5.  "I hear that XYZ School down the road is much better equipped than we are to deal with Janey's unique learning style."  OK, this is classic buck passing, and parents will see through it in a minute!  Not only that, your administrator will NOT appreciate your trying to reduce enrollment, and XYZ School probably has a little Janey of their own that they will lob in your direction in a heartbeat if you send them yours!

4.  "Are you SURE Johnny is related to his older sister?"  Yeah, we all have those families where the big brother/sister is one of those overachievers that make us feel like Mr. Chips, but then their younger sibling makes you contemplate the joys of early retirement, or maybe even homelessness.  Again, parents resent the implication.  Just snag one of his fingernail clippings and send it off for a DNA test if you really want to know!

3.  "Perhaps Johnny needs a new hobby to work off some of that energy - maybe alligator wrestling or cliff diving in Sri Lanka?"  Chances are they've already got him doing a few of those things; if not, they're not going to sign him up just because you suggested it!

2.  "This semester, Janey has reached rock bottom and appears to be renting a jackhammer to dig even further."  OK, this is a bit more acceptable than some of the above, but you might want to dress it up a little bit.  No parent likes to be told their kid has dug a hole they have no hope of climbing out of!


1.  "Theoretically speaking, of course, how much would you miss him, really?"

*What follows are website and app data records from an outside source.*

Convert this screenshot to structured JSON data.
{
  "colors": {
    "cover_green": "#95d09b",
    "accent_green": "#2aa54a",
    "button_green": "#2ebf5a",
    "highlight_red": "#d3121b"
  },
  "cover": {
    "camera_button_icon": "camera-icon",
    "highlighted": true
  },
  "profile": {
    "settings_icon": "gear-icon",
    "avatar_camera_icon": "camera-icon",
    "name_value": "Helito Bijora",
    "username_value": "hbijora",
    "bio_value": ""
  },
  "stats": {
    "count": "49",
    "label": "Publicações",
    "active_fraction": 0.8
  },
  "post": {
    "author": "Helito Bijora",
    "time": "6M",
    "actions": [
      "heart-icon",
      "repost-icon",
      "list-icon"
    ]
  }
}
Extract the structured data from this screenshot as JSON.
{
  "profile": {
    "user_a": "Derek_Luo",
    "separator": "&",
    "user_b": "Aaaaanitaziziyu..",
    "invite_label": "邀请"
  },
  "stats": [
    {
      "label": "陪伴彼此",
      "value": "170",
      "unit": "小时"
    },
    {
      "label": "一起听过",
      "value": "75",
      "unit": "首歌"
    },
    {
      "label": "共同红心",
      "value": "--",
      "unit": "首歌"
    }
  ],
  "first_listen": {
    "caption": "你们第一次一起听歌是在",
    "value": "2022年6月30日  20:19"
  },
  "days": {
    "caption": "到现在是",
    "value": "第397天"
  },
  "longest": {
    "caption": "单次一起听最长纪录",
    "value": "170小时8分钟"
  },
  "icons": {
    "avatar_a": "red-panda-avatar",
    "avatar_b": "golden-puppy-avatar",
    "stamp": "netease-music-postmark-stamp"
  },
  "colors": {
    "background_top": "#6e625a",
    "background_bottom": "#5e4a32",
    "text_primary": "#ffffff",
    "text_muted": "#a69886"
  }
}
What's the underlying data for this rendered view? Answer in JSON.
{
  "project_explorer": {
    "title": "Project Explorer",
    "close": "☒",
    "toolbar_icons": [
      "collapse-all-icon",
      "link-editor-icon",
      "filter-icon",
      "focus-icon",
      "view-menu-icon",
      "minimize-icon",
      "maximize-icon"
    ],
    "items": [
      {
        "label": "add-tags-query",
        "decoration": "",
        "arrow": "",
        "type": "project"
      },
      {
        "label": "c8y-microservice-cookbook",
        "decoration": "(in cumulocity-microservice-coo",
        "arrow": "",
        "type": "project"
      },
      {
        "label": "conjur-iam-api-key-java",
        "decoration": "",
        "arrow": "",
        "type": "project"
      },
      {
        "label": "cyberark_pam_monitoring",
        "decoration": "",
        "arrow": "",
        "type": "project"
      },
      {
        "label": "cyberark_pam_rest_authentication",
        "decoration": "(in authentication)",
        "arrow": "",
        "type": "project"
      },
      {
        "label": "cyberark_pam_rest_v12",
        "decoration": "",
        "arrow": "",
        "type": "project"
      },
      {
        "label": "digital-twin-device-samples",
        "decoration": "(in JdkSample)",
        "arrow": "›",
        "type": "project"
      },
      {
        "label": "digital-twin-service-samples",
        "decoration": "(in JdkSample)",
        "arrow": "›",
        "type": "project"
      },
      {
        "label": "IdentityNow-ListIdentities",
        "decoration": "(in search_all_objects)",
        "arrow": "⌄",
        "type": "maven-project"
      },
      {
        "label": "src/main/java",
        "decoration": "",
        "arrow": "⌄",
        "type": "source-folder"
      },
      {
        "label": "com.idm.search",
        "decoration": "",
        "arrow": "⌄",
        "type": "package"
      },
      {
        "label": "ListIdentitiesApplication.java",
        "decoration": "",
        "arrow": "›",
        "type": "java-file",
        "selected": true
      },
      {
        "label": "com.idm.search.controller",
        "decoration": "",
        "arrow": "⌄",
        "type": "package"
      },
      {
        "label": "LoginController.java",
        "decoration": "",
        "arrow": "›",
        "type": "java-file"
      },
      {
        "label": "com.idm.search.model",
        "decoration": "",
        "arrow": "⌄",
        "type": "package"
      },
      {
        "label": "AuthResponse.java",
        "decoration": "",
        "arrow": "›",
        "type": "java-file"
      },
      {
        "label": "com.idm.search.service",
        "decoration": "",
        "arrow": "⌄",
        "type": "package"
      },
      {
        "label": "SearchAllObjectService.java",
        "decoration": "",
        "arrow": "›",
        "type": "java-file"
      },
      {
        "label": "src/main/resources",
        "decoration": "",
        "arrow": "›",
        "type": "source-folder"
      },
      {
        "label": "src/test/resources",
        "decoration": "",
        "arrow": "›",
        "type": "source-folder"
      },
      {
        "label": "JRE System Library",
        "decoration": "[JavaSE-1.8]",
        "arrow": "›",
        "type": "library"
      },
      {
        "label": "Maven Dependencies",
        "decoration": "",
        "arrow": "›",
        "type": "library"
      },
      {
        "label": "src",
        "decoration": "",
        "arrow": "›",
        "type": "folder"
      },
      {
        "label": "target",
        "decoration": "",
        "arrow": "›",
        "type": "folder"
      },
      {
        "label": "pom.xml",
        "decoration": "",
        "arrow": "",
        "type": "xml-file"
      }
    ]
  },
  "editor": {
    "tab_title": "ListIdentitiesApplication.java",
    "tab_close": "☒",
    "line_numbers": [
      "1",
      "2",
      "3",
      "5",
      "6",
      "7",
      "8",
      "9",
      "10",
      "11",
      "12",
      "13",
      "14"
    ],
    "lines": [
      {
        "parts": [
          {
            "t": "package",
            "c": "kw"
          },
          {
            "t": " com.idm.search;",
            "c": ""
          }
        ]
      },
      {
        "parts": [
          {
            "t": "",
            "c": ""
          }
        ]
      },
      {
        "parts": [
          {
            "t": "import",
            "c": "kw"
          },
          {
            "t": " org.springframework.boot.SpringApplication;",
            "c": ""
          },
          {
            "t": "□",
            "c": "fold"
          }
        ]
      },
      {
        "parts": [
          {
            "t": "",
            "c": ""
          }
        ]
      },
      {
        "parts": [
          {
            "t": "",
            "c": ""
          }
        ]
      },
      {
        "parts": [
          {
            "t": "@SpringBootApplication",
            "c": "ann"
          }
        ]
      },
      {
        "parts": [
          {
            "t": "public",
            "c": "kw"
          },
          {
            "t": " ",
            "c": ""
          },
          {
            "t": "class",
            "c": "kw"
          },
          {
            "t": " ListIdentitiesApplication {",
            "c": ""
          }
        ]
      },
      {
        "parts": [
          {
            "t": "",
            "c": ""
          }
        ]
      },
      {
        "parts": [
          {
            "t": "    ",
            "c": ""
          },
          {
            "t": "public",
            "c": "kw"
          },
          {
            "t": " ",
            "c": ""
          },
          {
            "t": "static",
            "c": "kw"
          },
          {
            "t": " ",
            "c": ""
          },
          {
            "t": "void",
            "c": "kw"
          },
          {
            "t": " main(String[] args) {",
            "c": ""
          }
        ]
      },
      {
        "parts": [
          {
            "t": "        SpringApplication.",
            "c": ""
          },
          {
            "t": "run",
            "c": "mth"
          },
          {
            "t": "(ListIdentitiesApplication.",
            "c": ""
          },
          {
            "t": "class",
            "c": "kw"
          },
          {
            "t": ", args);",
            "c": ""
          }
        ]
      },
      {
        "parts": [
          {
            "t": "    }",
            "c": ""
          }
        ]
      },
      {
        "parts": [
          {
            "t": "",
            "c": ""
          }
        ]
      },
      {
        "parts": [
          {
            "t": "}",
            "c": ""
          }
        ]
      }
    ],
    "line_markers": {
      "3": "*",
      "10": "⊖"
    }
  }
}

Some things are better thought than spoken.

1 comment:

  1. Number 1 made me almost choke on my potato chips, thanks!